Perinatal anxiety is very common. In a recent Australian study, one-fifth of women assessed during late pregnancy and reviewed at 2, 4 and 6–8 months after the birth had an anxiety disorder (approximately two-thirds with co-occurring depression) and almost 40% of women with a major depressive episode had a co-occurring anxiety disorder.
There are a number of different types of anxiety disorder. The most common conditions that arise in pregnancy or after birth are detailed below.
Antenatal anxiety may occur in response to fears about aspects of the pregnancy (e.g. parenting role, miscarriage, congenital disorders), or as a continuation of a pre-pregnancy condition and/or comorbidly with depression. Higher levels of self-reported anxiety or anxiety disorder in pregnancy increase the risk of depression postnatally.
Anxiety disorders can have significant effects on the health and wellbeing not only of the mother, but also her partner and other children. The latest research also reveals that anxiety disorders can have a negative impact on the growth and development of the foetus/baby, so early detection and intervention is paramount.
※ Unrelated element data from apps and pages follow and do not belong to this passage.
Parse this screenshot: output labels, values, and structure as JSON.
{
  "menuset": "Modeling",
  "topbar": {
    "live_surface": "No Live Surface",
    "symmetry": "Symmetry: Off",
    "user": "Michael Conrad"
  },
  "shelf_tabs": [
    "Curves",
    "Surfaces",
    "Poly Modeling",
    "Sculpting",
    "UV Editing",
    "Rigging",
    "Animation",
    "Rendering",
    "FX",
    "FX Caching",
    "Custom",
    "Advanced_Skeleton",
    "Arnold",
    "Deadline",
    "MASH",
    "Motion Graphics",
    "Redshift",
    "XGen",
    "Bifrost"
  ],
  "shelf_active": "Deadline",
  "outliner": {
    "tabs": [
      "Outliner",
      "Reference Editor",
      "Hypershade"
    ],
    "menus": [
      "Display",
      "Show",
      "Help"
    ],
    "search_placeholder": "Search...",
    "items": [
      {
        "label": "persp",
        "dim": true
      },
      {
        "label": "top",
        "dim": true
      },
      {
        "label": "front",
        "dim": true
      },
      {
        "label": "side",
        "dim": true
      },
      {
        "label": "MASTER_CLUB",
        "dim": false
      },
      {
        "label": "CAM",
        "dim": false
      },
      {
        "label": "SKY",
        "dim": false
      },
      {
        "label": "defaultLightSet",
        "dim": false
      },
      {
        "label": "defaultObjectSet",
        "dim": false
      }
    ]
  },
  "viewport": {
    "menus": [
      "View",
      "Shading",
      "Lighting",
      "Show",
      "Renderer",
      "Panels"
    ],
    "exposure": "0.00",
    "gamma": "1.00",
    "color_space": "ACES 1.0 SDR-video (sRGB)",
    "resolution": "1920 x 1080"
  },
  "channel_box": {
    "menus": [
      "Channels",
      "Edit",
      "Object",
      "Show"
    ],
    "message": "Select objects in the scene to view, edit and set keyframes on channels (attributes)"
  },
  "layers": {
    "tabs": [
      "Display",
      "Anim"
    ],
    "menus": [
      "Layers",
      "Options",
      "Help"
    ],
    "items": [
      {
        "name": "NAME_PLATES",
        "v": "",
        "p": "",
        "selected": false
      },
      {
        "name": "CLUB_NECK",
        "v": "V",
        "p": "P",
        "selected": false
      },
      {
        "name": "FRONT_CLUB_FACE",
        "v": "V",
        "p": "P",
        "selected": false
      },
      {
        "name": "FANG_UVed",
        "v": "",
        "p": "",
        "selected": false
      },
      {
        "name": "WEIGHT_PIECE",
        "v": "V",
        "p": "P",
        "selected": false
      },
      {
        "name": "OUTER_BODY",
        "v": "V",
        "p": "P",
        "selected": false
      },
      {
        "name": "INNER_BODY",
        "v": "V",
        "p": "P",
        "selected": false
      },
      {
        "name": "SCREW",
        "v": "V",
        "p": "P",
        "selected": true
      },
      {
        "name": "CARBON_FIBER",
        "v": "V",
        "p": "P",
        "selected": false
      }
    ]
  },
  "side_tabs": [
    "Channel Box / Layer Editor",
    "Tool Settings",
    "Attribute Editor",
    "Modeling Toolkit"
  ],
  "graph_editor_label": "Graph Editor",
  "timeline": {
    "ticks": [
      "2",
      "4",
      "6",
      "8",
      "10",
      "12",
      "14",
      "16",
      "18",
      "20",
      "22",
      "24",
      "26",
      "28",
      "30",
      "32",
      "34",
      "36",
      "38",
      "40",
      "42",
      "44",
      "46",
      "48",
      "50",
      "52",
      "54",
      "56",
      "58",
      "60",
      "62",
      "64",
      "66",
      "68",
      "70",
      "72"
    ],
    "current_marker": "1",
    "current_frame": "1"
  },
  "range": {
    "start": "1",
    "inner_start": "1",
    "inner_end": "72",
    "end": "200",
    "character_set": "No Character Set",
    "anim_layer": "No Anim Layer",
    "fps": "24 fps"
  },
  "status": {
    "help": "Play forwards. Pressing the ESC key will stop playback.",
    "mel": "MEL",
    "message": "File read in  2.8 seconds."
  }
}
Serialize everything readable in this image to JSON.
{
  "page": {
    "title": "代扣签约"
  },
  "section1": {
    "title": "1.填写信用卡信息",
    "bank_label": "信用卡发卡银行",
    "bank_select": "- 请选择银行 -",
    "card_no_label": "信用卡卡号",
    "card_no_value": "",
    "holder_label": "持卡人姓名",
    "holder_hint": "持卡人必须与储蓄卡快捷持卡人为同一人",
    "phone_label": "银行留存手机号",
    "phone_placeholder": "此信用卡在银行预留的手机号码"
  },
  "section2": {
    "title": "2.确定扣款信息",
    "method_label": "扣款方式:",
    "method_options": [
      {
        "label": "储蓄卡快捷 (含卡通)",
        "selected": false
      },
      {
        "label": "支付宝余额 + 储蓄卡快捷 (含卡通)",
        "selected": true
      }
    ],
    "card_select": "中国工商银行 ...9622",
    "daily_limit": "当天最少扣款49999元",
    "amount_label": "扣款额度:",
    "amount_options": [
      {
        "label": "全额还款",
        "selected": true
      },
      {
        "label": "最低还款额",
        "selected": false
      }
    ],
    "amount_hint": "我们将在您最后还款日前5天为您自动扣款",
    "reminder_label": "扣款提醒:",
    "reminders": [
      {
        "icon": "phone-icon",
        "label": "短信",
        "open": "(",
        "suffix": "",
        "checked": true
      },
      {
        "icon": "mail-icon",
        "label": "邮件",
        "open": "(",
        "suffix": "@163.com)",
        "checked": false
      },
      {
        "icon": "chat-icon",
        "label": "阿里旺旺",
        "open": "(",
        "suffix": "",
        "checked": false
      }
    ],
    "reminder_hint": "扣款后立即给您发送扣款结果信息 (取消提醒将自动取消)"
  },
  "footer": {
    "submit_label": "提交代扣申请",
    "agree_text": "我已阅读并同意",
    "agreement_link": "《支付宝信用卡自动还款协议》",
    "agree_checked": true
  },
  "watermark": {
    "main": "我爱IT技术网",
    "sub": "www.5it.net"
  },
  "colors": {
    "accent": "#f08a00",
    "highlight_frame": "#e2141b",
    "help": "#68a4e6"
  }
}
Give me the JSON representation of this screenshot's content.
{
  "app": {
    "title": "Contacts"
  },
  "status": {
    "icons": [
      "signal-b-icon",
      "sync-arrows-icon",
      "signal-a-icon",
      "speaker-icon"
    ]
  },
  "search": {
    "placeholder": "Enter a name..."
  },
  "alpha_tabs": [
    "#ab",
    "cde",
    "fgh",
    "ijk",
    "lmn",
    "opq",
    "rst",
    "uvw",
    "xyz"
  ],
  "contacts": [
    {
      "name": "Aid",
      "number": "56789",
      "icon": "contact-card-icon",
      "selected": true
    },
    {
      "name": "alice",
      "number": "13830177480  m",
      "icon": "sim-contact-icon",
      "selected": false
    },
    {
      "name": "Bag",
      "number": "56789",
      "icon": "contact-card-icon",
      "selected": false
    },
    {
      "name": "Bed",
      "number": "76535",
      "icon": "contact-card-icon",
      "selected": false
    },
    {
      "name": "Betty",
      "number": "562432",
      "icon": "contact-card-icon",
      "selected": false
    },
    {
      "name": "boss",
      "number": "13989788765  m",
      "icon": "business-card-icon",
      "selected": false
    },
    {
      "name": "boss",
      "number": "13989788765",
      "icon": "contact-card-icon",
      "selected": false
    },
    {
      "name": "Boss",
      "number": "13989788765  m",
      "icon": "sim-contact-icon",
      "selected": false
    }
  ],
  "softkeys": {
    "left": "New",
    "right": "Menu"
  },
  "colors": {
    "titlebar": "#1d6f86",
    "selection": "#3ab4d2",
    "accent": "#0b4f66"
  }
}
In many instances anxiety symptoms are not recognised, as they are often viewed in the context of pregnancy or adjusting to the baby. In addition, high levels of stigma may prevent women seeking help.